If you had to give a talk about how computers have changed your life, what would you say?
First of all, have they changed it much at all?
For example, what difference is there between writing in copperplate in an exercise book and typing out words on a keyboard?
Socrates didn’t like the idea of writing at all – he worried that once words were written down they kept telling you the same things forever.
The thing is that as people we don’t take the same meaning from the same words – we construct meaning around what we read.
Now, since I’m not sure what the answer to my question happens to be it makes sense to start with a diagram.
If you haven’t come across the idea of thinking maps – they are a set of graphical organisers used in school to help students explore ideas and concepts.
One of them happens to be a circle map – something used in a manner akin to brainstorming and shown in the picture above.
When I think of computers I remember the ways in which I use them.
The easiest memory is using them for computing – doing sums with large numbers, calculating stuff and creating programs to repeat or control things.
I suppose that would fall under the general heading of automation.
The other memory that comes to almost everyone is using them, or watching someone use them, for gaming.
For amusement and these years to share material and entertain others. For a social purpose.

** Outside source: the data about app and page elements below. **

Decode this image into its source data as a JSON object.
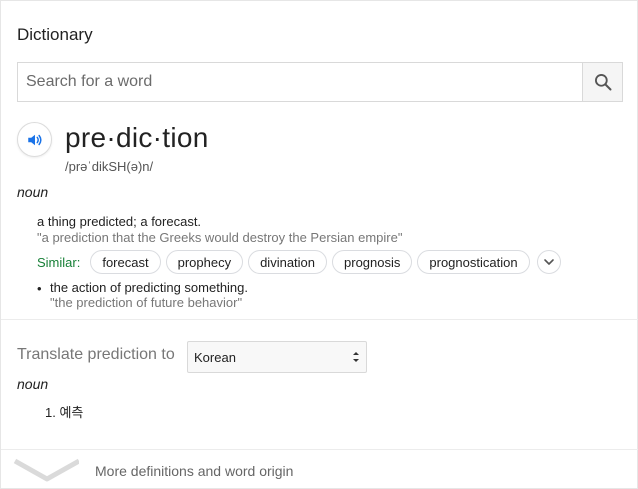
{
  "panel": {
    "title": "Dictionary"
  },
  "search": {
    "placeholder": "Search for a word",
    "value": ""
  },
  "entry": {
    "headword": "pre·dic·tion",
    "phonetic": "/prəˈdikSH(ə)n/",
    "part_of_speech": "noun",
    "senses": [
      {
        "definition": "a thing predicted; a forecast.",
        "example": "\"a prediction that the Greeks would destroy the Persian empire\"",
        "similar_label": "Similar:",
        "similar": [
          "forecast",
          "prophecy",
          "divination",
          "prognosis",
          "prognostication"
        ]
      },
      {
        "bullet": "•",
        "definition": "the action of predicting something.",
        "example": "\"the prediction of future behavior\""
      }
    ]
  },
  "translate": {
    "label": "Translate prediction to",
    "language": "Korean",
    "part_of_speech": "noun",
    "items": [
      "1. 예측"
    ]
  },
  "footer": {
    "more_label": "More definitions and word origin"
  },
  "colors": {
    "similar_label": "#188038",
    "speaker_icon": "#1a73e8"
  },
  "icons": {
    "search": "search-icon",
    "speaker": "speaker-icon",
    "more": "chevron-down-icon"
  }
}
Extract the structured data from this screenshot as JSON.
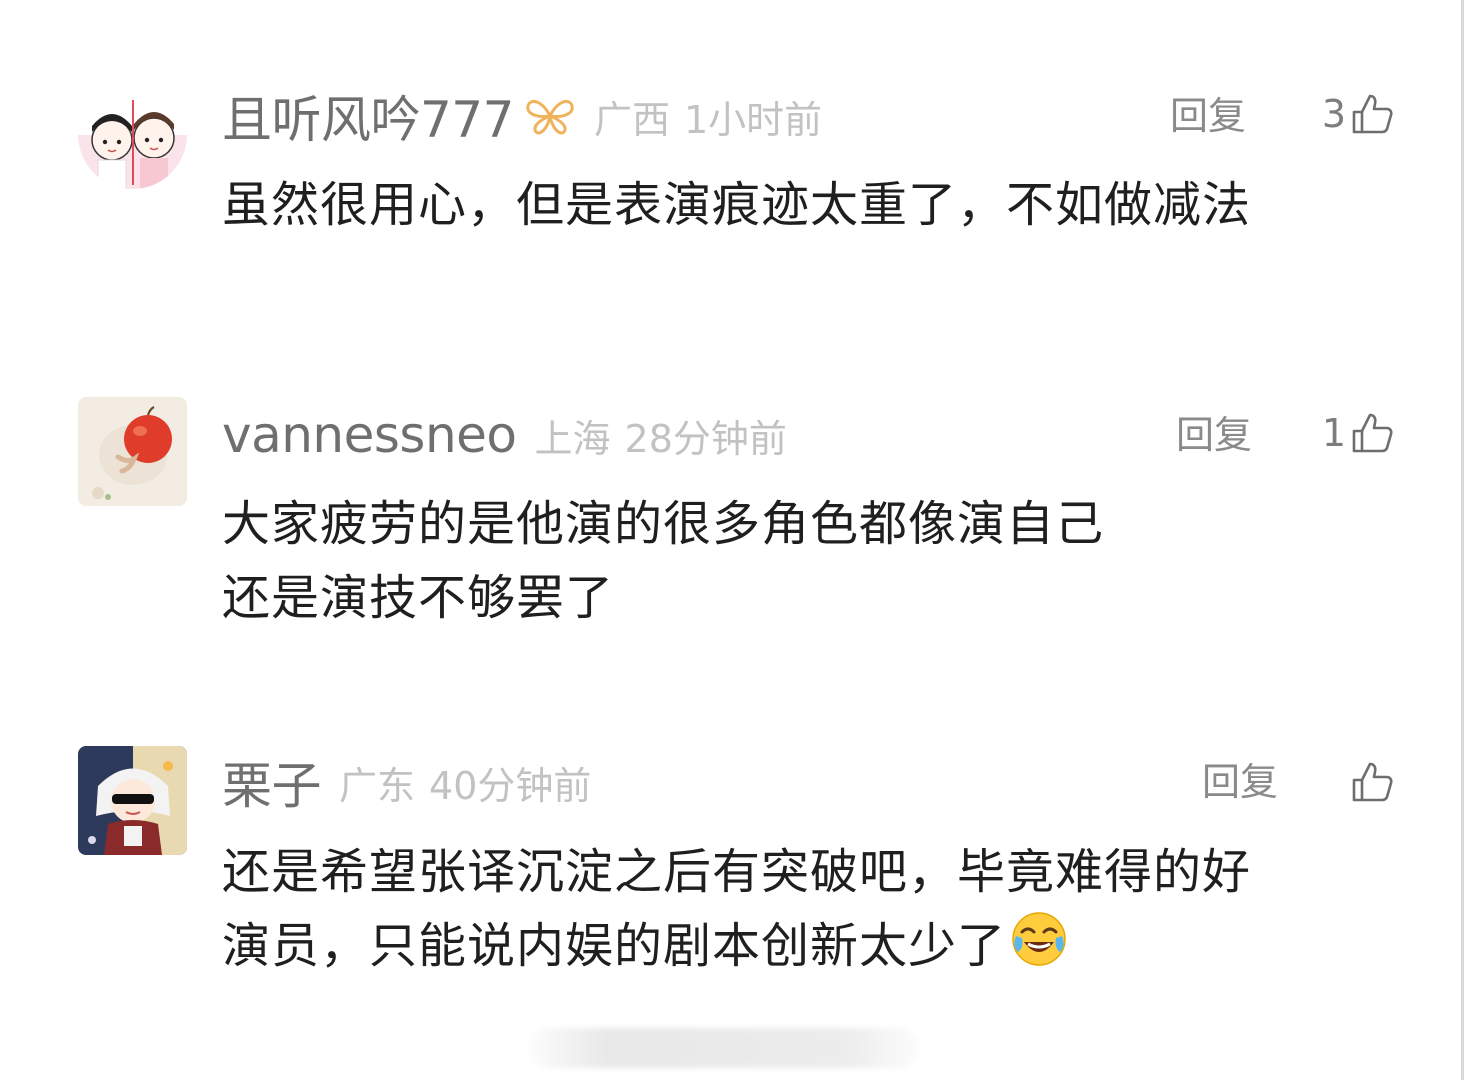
{
  "comments": [
    {
      "username": "且听风吟777",
      "location": "广西",
      "time": "1小时前",
      "reply_label": "回复",
      "likes": "3",
      "text_lines": [
        "虽然很用心，但是表演痕迹太重了，不如做减法"
      ],
      "avatar_icon": "couple-cartoon-avatar",
      "badge_icon": "butterfly-icon"
    },
    {
      "username": "vannessneo",
      "location": "上海",
      "time": "28分钟前",
      "reply_label": "回复",
      "likes": "1",
      "text_lines": [
        "大家疲劳的是他演的很多角色都像演自己",
        "还是演技不够罢了"
      ],
      "avatar_icon": "apple-avatar"
    },
    {
      "username": "栗子",
      "location": "广东",
      "time": "40分钟前",
      "reply_label": "回复",
      "likes": "",
      "text_lines": [
        "还是希望张译沉淀之后有突破吧，毕竟难得的好",
        "演员，只能说内娱的剧本创新太少了"
      ],
      "avatar_icon": "anime-sunglasses-avatar",
      "trailing_emoji": "laugh-cry-emoji"
    }
  ],
  "colors": {
    "username": "#6f6f6f",
    "meta": "#c2c2c2",
    "text": "#1f1f1f",
    "badge": "#f0b25a"
  }
}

Then there are tools that help us visualise and draw and simulate things – from magazine design to 3-D models used by architects.
All that is creative work.
And then, going round the circle, there is the way in which computers help us store much more data, link between them and expand what we can look at beyond the confines of a single page or book.
It liberates us from systems like index cards and sets of encyclopedias.
Then again, do we find that we are actually automating more things, getting better at socialising, being more creative and find ourselves liberated from the drudgery of day to day work.
Or has society evolved, turning us from hunters to farmers and now to the pinnacle of existence – as clerks.
As someone said – whose quote I cannot find.
Ironic, given the links and search engines we have today.
The point about change, I suppose, is this.
Are you doing the same thing differently?
Or are you doing things you couldn’t do before.
For example, writing hasn’t changed. Nor has reading. Neither has communication, it’s perhaps become faster but although we talk more, maybe we say less.
But there are things that truly expand our capabilities.
In each of the four areas that have emerged from the circle map you’ll find examples where you are doing things you couldn’t do without computers.
Maybe that’s why there is a belated realisation that digital literacy matters.
You can do the same things faster and become obsolete or do new things and stay relevant.
The next evolutionary step, in that case, is to move from being a clerk to being a programmer.
Hunter, farmer, clerk, programmer.